Monday, June 13, 2016


Weekly Opinion/Editorial

by Steve Fair

     The “lesser of two evils” principle is the principle that when faced with a choice between two unpleasant options, the one least harmful should be chosen.  Situational ethics is the doctrine of flexibility in the application of moral laws according to circumstances.  Both of these principles are rooted in theology.  Some say the two principles are one and the same, but they are not.  The fact is everyone makes a choice between the ‘lesser of two evils” in every election.  All people, regardless of political Party affiliation, theology/philosophy, education, cultural background, or gender have an inherent sin nature, so every candidate on the ballot is evil, in varying degrees.  It is certainly a voter’s right to abstain and not vote in any race, but to use the argument that they can’t bring themselves to vote for the “lesser of two evils,” shows they are ignorant of the true nature of man.
     Situational ethics on the other hand is a different matter.  In practice, situational ethics had been around for centuries, but the theory itself was systematized by Joseph Fletcher in the 1960s.  A Harvard Divinity School professor, Fletcher was a leading academic proponent of the potential benefits of abortion, infanticide, euthanasia, eugenics and cloning.  “We need to educate people to the idea that the quality of life is more important than mere length of life. Our cultural tradition holds that life has absolute value, but that is really not good enough anymore. Sometimes, no life is better," Fletcher said.  Fletcher advocated that all decisions regarding interaction with others should be pragmatic, relative, positive and personal.  Fletcher proposed that loving ends justify any means. Fletcher claimed situational ethics provided a balance between Antinomianism (no law) and legalism (all law).  But Fletcher’s theory is self-contradictory.  If there are no absolutes, except love in every situation, where is God in the equation?  Those who practice situational ethics remove God from the throne as the moral sovereign of the universe, and substitute man in His place.  Situationists have no true north- no absolute truth, except their conscience.  Jeremiah 17 says the heart of man is deceitful- you simply can’t trust your heart.
     As we approach the 2016 elections, you will have opportunity to interact with many candidates for office.  Question them on their stance on issues, but if you want to know what guides how they will govern, ask them their philosophy on these two important theological/philosophical principles- the nature of man and situational ethics.  If a candidate believes man is basically good and all we need to do is change their circumstances, then they will likely do anything to help improve those circumstances, including spending more tax dollars.  If a candidate believes that circumstances dictate how you respond (situational ethics), then they don’t believe in absolute truth, so they will likely change their position on issues depending on the circumstances.  Probing into how a candidate will make decisions will give you a much better idea of what type of elected official they will be.  Be prepared to have candidates give you a blank stare when you ask them ‘philosophical’ questions and not ‘issue’ questions, but be persistent.  Their worldview is more critical than where they stand on a single issue.  Issues change, but their worldview will guide their decision making process.
       A word of caution; many political candidates will give you the right answers, but watch the works of their campaigns.  They don’t always walk the walk.  Candidates, including many professing Christian candidates, have been duped into believing it is acceptable to lie, cheat, steal, gossip, and backbite to win an election.  God doesn’t bless that mess.  That is nothing more than situational ethics.   
      So go out on June 28th AND November 8th and vote for the candidate who has a worldview consistent with yours.  Make no mistake; they will be the lesser of two evils because until Jesus Christ is on the ballot, you will always be voting for the “lesser of two evils.”

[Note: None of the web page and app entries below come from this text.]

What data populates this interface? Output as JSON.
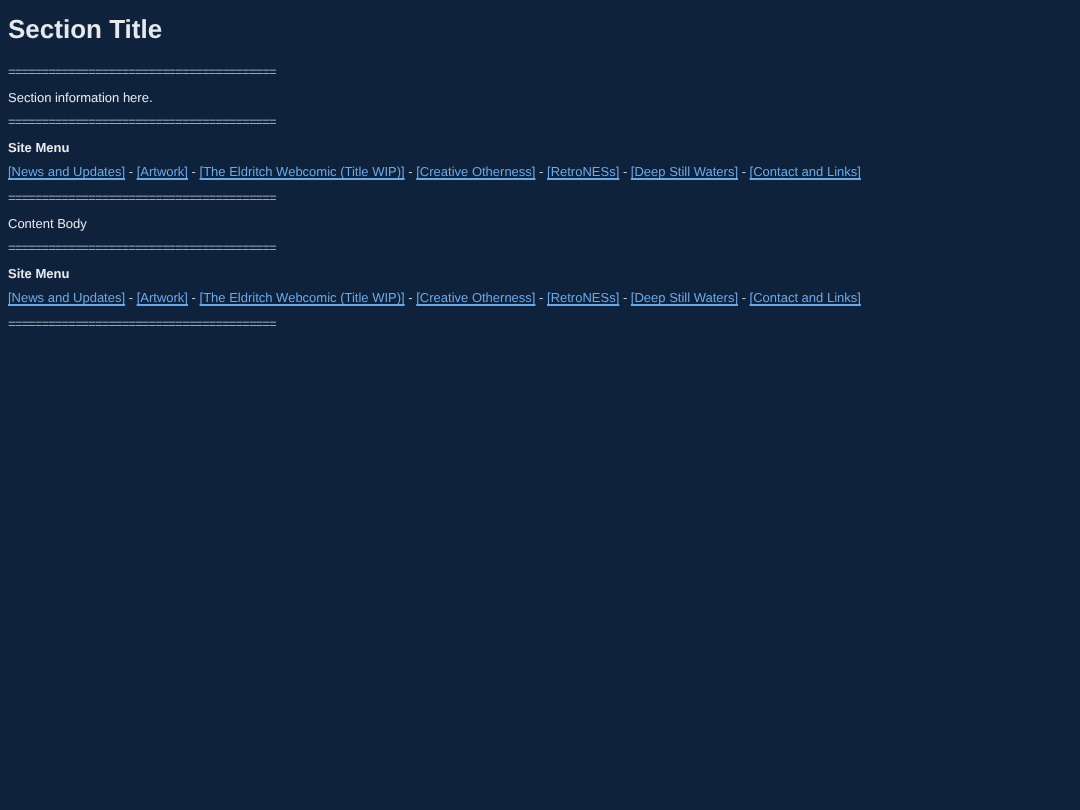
{
  "title": "Section Title",
  "blocks": [
    {
      "kind": "rule",
      "text": "========================================"
    },
    {
      "kind": "text",
      "text": "Section information here."
    },
    {
      "kind": "rule",
      "text": "========================================"
    },
    {
      "kind": "menu-title",
      "text": "Site Menu"
    },
    {
      "kind": "menu",
      "separator": " - ",
      "links": [
        "[News and Updates]",
        "[Artwork]",
        "[The Eldritch Webcomic (Title WIP)]",
        "[Creative Otherness]",
        "[RetroNESs]",
        "[Deep Still Waters]",
        "[Contact and Links]"
      ]
    },
    {
      "kind": "rule",
      "text": "========================================"
    },
    {
      "kind": "text",
      "text": "Content Body"
    },
    {
      "kind": "rule",
      "text": "========================================"
    },
    {
      "kind": "menu-title",
      "text": "Site Menu"
    },
    {
      "kind": "menu",
      "separator": " - ",
      "links": [
        "[News and Updates]",
        "[Artwork]",
        "[The Eldritch Webcomic (Title WIP)]",
        "[Creative Otherness]",
        "[RetroNESs]",
        "[Deep Still Waters]",
        "[Contact and Links]"
      ]
    },
    {
      "kind": "rule",
      "text": "========================================"
    }
  ]
}
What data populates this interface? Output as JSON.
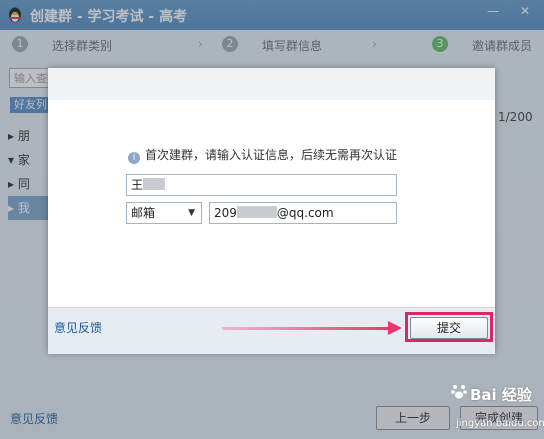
{
  "window": {
    "title": "创建群 - 学习考试 - 高考",
    "minimize_glyph": "—",
    "close_glyph": "✕"
  },
  "steps": [
    {
      "num": "1",
      "label": "选择群类别"
    },
    {
      "num": "2",
      "label": "填写群信息"
    },
    {
      "num": "3",
      "label": "邀请群成员"
    }
  ],
  "step_arrow": "›",
  "left": {
    "search_placeholder": "输入查找关键字",
    "friend_tab": "好友列",
    "items": [
      {
        "arrow": "▸",
        "text": "朋"
      },
      {
        "arrow": "▾",
        "text": "家"
      },
      {
        "arrow": "▸",
        "text": "同"
      },
      {
        "arrow": "▸",
        "text": "我"
      }
    ]
  },
  "member_count": "1/200",
  "dialog": {
    "info_icon": "i",
    "info_text": "首次建群，请输入认证信息，后续无需再次认证",
    "name_value_visible": "王",
    "name_value_tail": "",
    "contact_type": "邮箱",
    "select_arrow": "▼",
    "email_prefix": "209",
    "email_suffix": "@qq.com",
    "feedback_link": "意见反馈",
    "submit_label": "提交"
  },
  "bottom": {
    "feedback_link": "意见反馈",
    "prev_label": "上一步",
    "finish_label": "完成创建"
  },
  "watermark": {
    "text": "Bai 经验",
    "sub": "jingyan.baidu.com"
  },
  "colors": {
    "titlebar": "#4f86bd",
    "highlight": "#d9286a",
    "link": "#1c5a9c",
    "step_active": "#5cb85c"
  }
}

Sandra Crosnoe said...

I believe the headline should be worldview (dang autocorrect) ;-) and I agree!/sc

Allie Burgin said...

Good article Steve. At university they will try to get you to believe there are no absolute truths, but they are wrong. The Gods of the Copybook Headings by Rudyard Kipling is my favorite poem and it portrays this message perfectly.

Steve Fair is a political activist. said...

Thanks for reading. I corrected the headline and I love Kipling- and the Gods of the Copybook Headings.